Church Leadership

By Joel Comiskey

Winter 2014

The amazing thing about cell ministry is that lives are changed, spiritual gifts are discovered, people experience camaraderie in evangelism, and new disciple-makers are formed. When Sunday morning rolls around, those involved in cells are hungry to receive God’s Word because they are active in New Testament ministry. Naturally, those in the cell group want to invite everyone they know to experience the power of cell ministry. But should they invite everyone? No. Let me explain. Your cell ministry is for two classes of people:

  1. Those who are part of your local church.
  2. Those who are unchurched.

Allow me to be super clear here: Your cell group is not for people from other evangelical churches. This is called sheep-stealing and it’s unethical!!

If a person is part of another evangelical church, that person is under the authority and spiritual direction of that pastor and local church. If you are a cell leader, you need to respect that spiritual, God-ordained relationship and encourage that person to go back to his or her church to start a cell group or get involved in one of the church’s existing groups.

Cell members have the tendency to invite their fellow Christian friends and work associates to their own cell groups. After all, it’s easier to invite a friend and fellow Christian, rather than doing the hard work of getting to know an unbeliever or unchurched person. But filling up your cell group with Christians from other churches will eventually stagnate your cell group and cell ministry. Here’s why:

  1. The space problem. That person is filling up space in the group that should be taken by a member from your church or an unchurched person (non-Christian or person who doesn’t have a church home). Didn’t Jesus say that the harvest is plentiful? (Matthew 9). In most places around the world, there are plenty of people who need Jesus, and that’s a key reason why your group exists.
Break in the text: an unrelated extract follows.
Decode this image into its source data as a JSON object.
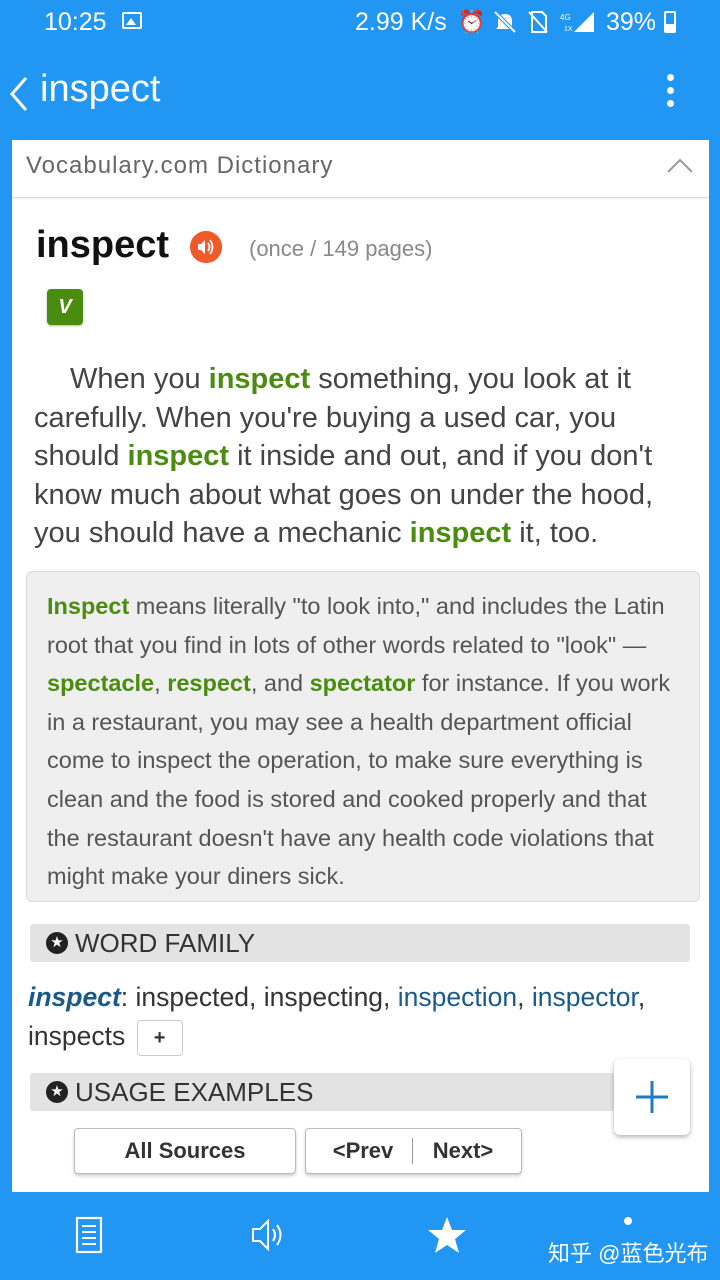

I’ve seen many cells stagnate because they were dominated by people from other churches. Don’t allow this to happen!
  2. The direction problem. You can’t truly disciple a person from another church. For example, how are you going to take that person through your church’s discipleship equipping (i.e., training) that teaches your church’s doctrine, vision, and eventually leads to the person becoming a disciple-maker in one of your new cell groups? In other words, you can’t move forward with this person because he or she is already under the direction of another pastor, church, set of values, and vision (e.g., ministries, programs, doctrine, etc.)
  3. The vision problem. The person isn’t on the same page with you concerning direction, goals, and oftentimes doctrine. These differences often come up when talking about cell outreach, pastoral issues, or what is happening in your church’s Sunday celebration.
  4. The ethical problem. God has designed order and leadership in the local church (e.g., Hebrews 13:17; 1 Timothy 2&3) and you as a cell leader need to respect that order.

Granted, there are exceptions. We have found that some people “say” they attend the popular mega church, but in reality these people aren’t hooked in, don’t attend, and are sheep without a shepherd. They need to hook into a local church. Some people also attend churches who don’t preach the gospel and are not even saved. You need to get them involved in your local church. And remember that some might decide (by their own free will) to change churches and start attending both cell and celebration in your local church.

Let us remember that Jesus is desirous of reaching your city and discipling those who are part of the local church that he has established. Go after the unchurched and also diligently make disciples from your own local church. Although it might be easier to fill up your cell group with people from other churches, refuse the temptation to do so!